▶ Work request:
The expected answer is every line of the material that contains the word "JSON".

▶ Recorded data:
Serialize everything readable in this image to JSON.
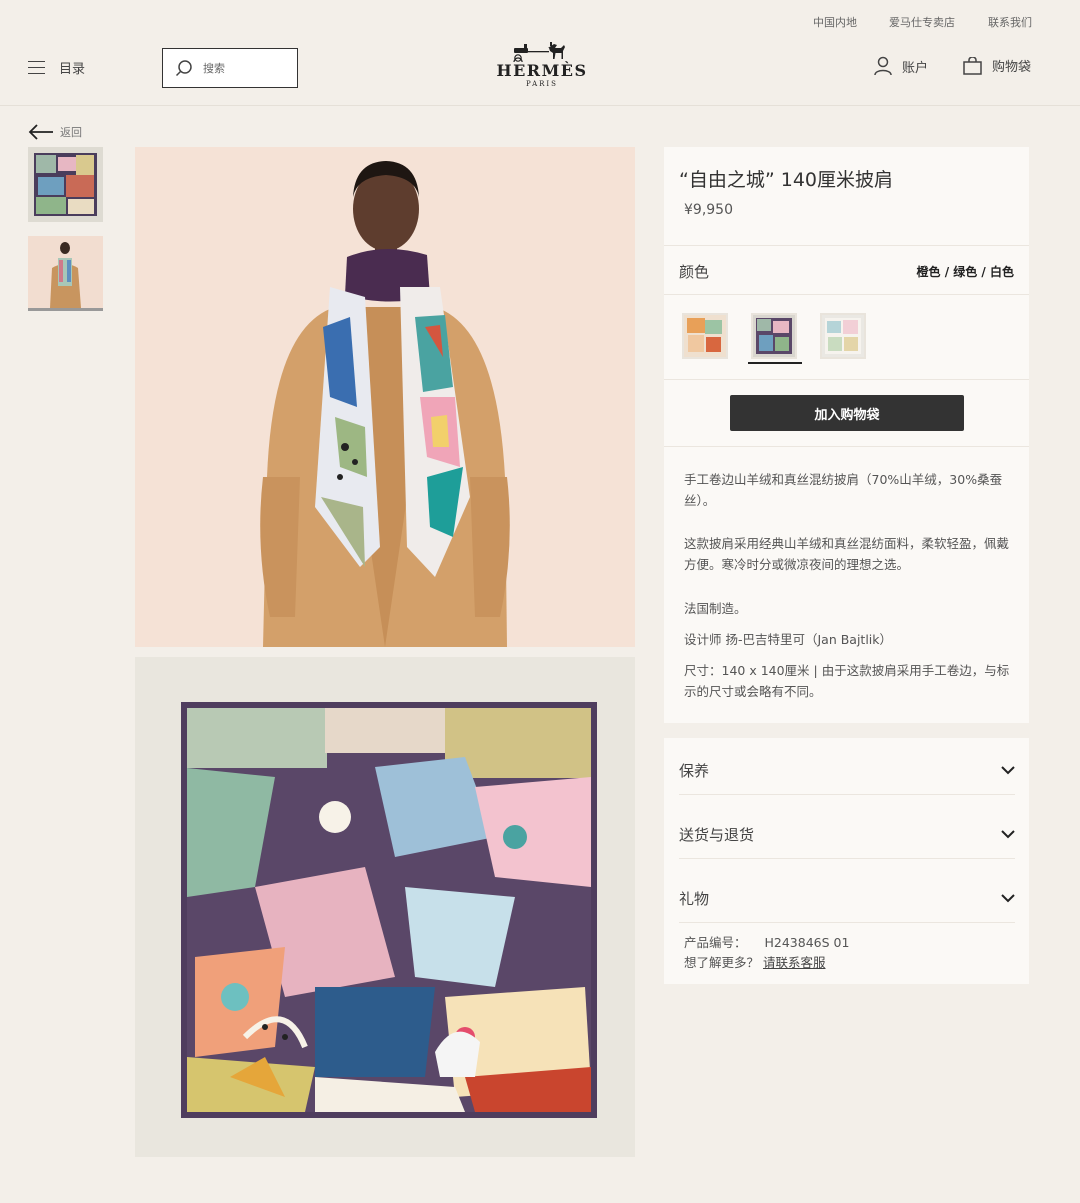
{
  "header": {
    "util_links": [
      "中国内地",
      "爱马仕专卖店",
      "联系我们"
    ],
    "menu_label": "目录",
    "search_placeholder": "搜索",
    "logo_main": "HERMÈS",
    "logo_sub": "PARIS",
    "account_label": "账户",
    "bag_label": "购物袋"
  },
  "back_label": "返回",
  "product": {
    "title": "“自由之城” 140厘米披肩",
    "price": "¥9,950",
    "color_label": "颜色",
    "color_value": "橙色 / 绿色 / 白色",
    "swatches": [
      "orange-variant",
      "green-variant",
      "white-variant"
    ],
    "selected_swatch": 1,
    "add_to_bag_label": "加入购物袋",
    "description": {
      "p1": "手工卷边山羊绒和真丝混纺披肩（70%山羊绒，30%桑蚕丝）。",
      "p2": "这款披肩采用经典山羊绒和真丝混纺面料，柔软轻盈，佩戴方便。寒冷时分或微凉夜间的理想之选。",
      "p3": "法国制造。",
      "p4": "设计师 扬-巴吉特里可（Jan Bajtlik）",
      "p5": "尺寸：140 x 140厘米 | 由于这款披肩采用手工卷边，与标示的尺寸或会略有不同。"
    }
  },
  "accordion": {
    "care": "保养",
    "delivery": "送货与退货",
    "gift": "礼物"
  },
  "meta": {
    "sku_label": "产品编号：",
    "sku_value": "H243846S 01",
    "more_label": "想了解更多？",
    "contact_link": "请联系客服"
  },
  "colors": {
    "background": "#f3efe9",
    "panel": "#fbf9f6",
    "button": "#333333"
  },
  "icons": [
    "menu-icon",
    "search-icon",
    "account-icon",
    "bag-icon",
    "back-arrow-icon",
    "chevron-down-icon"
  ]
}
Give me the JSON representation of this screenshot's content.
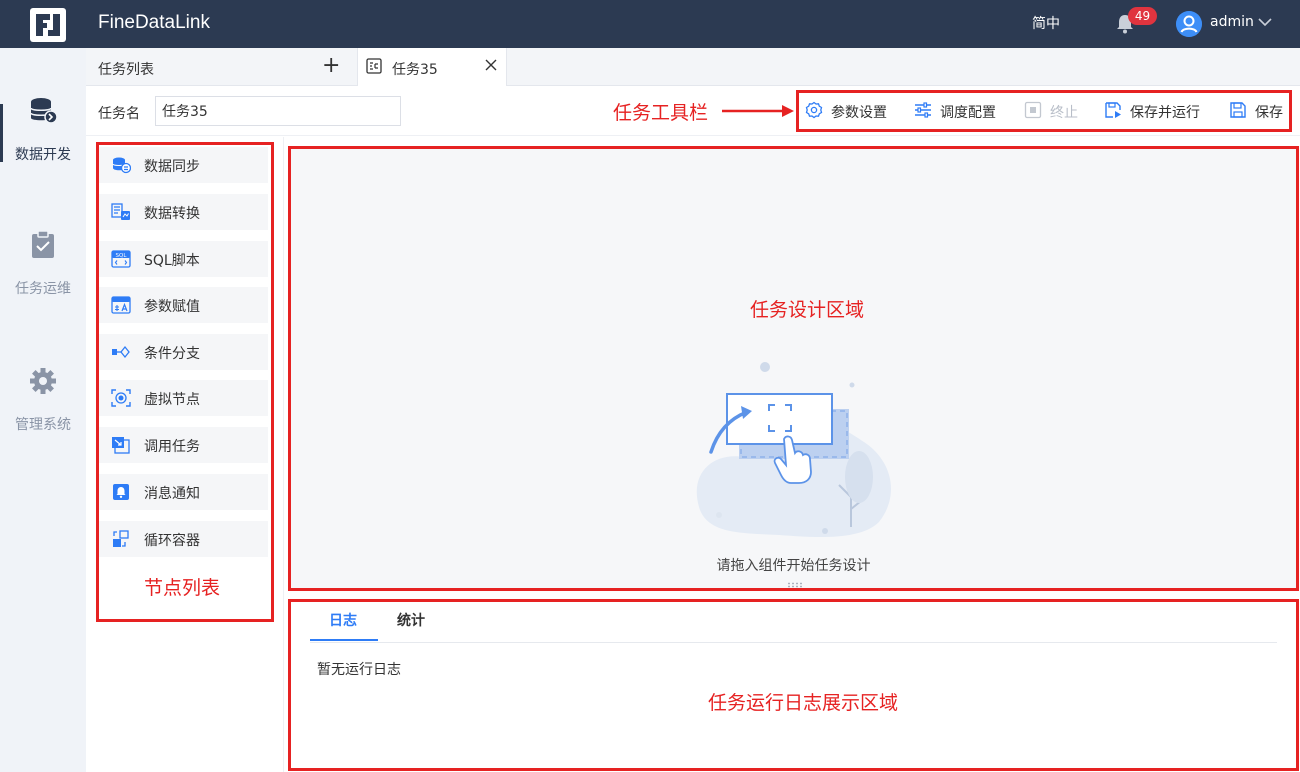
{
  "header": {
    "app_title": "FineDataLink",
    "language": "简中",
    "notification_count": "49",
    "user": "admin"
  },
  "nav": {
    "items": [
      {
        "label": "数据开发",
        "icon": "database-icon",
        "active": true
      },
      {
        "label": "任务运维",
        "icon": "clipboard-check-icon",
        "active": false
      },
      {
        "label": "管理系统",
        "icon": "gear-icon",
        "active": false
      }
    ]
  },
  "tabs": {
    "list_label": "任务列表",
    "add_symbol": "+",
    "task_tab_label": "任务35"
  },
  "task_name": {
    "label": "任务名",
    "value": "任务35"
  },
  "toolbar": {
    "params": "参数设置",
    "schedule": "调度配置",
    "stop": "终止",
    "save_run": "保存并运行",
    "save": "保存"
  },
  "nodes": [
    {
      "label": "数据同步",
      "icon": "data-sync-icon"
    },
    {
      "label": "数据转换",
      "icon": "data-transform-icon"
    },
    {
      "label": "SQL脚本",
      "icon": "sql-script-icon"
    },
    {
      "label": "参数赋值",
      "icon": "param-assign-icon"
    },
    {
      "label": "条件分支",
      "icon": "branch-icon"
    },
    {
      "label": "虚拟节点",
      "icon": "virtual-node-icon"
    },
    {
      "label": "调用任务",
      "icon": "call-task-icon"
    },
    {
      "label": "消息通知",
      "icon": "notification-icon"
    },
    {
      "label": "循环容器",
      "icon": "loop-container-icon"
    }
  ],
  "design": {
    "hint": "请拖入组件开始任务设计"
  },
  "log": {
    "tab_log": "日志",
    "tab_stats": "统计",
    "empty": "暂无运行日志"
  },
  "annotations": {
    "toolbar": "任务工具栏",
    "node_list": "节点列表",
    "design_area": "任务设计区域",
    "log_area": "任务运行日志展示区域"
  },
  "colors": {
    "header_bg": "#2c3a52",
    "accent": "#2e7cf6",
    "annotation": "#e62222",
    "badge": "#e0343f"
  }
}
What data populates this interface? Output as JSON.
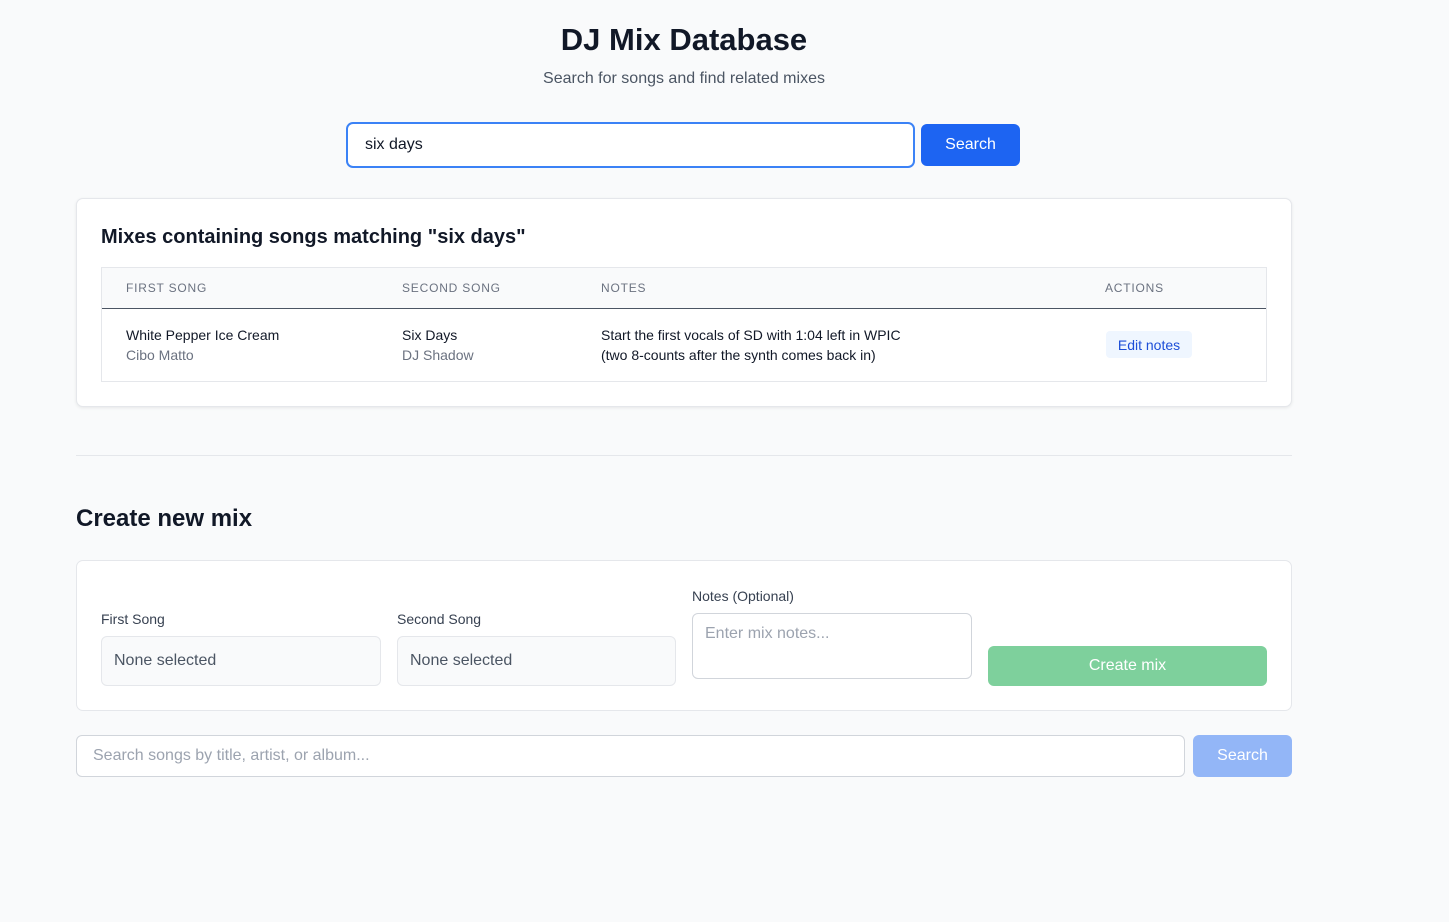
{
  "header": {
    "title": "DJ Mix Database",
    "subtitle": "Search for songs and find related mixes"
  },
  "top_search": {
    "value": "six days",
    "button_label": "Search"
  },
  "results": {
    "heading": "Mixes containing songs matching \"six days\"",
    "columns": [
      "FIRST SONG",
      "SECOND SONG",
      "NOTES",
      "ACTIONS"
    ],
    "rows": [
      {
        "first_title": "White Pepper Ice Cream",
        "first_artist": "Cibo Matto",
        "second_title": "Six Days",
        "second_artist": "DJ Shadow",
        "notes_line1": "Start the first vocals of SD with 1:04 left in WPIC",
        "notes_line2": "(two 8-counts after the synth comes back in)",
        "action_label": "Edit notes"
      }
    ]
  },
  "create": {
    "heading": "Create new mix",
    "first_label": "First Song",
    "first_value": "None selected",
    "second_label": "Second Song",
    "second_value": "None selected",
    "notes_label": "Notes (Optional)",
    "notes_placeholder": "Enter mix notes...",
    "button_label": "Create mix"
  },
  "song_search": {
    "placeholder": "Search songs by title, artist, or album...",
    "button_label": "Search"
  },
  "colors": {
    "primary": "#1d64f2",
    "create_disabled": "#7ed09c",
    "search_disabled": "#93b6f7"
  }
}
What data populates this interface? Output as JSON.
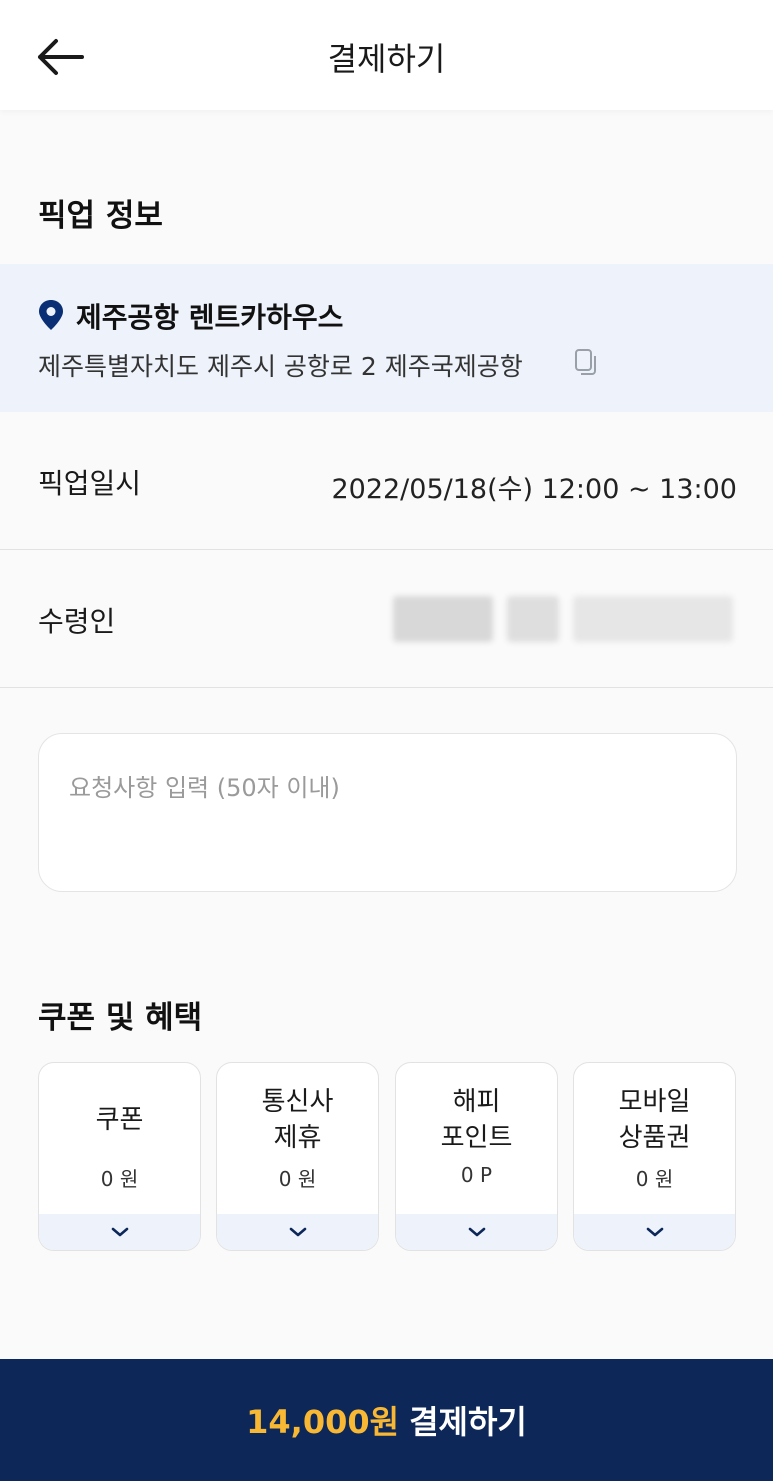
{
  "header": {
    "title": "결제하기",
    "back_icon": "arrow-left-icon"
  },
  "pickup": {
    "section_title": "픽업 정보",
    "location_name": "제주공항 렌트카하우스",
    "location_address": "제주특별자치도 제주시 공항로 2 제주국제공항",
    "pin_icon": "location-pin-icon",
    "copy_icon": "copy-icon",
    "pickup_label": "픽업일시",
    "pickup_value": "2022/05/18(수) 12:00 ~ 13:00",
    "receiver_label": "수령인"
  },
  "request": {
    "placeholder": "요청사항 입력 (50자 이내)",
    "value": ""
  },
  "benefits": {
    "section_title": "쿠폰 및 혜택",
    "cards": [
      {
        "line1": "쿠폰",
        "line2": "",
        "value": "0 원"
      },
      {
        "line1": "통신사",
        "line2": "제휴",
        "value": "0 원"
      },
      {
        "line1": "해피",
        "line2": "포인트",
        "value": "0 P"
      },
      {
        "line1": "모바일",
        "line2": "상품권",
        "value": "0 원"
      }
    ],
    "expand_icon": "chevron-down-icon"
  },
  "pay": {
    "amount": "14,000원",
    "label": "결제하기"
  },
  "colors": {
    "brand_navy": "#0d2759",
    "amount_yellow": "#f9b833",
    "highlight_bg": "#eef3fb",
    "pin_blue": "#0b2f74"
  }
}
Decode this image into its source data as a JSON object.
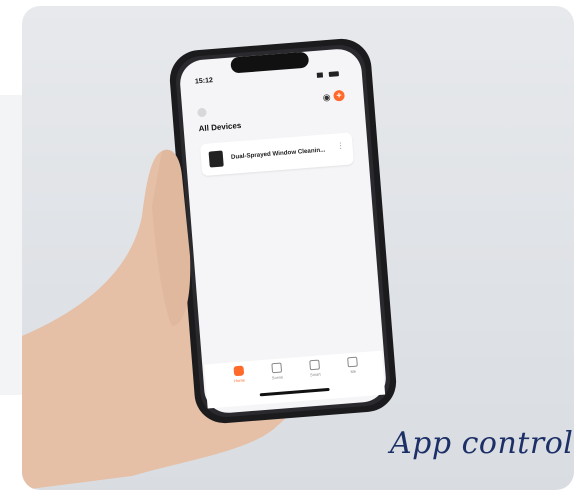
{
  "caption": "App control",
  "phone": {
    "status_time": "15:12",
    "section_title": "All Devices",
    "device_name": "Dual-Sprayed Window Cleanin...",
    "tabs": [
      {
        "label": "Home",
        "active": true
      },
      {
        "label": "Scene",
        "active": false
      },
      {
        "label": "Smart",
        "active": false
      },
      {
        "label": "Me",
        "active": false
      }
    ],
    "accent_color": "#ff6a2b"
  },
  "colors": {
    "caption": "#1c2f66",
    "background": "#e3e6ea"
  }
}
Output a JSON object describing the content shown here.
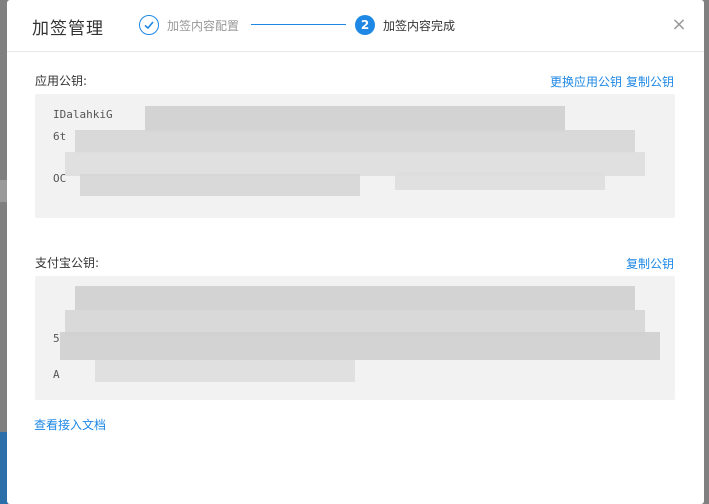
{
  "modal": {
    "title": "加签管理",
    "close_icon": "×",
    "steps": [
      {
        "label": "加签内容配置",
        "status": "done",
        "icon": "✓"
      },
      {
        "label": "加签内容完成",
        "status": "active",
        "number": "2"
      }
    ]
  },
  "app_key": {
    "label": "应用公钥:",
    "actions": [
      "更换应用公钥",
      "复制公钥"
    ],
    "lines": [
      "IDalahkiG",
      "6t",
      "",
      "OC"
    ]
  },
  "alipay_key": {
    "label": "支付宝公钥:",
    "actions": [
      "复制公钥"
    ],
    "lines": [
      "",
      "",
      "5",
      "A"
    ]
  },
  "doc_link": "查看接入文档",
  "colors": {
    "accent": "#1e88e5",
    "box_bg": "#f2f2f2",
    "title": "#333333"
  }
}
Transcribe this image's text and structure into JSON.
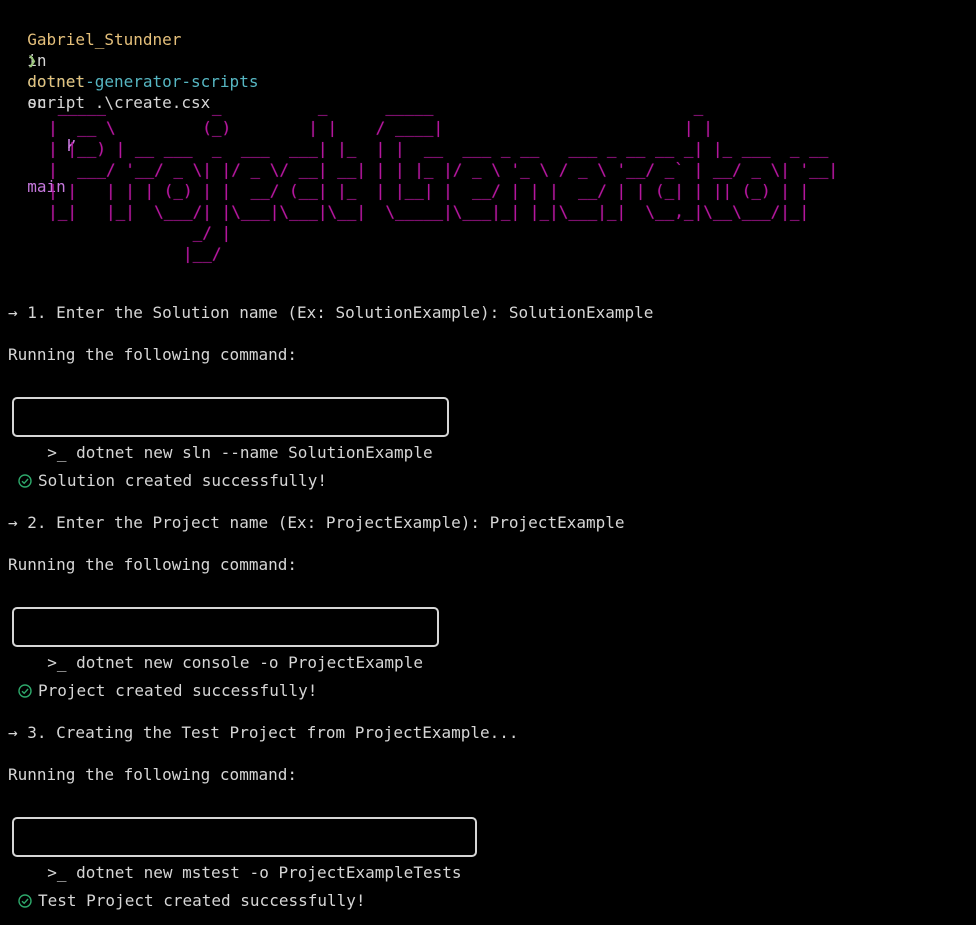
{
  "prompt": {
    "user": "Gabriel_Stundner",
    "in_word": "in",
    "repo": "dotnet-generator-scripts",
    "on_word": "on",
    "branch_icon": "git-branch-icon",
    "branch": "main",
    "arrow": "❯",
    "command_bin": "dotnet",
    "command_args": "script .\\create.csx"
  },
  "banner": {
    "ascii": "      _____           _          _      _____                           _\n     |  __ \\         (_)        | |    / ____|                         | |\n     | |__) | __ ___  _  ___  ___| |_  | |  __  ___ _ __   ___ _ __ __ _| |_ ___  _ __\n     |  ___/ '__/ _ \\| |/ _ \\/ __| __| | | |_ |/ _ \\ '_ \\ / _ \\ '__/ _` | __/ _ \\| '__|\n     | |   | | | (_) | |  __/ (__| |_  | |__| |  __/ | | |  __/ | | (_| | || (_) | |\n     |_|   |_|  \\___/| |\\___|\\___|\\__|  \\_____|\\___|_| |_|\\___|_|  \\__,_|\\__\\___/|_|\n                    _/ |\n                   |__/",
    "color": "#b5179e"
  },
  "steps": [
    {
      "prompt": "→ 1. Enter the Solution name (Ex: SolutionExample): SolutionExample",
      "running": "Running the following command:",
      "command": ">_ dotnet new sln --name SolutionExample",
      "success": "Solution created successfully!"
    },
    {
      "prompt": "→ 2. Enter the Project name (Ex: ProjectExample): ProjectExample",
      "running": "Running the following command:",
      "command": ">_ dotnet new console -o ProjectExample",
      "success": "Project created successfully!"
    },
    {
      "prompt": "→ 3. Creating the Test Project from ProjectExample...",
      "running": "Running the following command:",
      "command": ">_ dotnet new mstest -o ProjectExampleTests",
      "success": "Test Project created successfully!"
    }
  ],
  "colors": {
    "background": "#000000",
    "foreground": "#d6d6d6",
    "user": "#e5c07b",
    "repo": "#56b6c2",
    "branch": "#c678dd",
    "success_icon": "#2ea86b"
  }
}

▶ Task output:
Serialize everything readable in this image to JSON.
Give me the JSON representation of this screenshot's content.
What data populates this interface? Output as JSON.
What data populates this interface? Output as JSON.
Decode this image into its source data as a JSON object.
Output a JSON object describing the content shown here.
Transcribe this image's text and structure into JSON.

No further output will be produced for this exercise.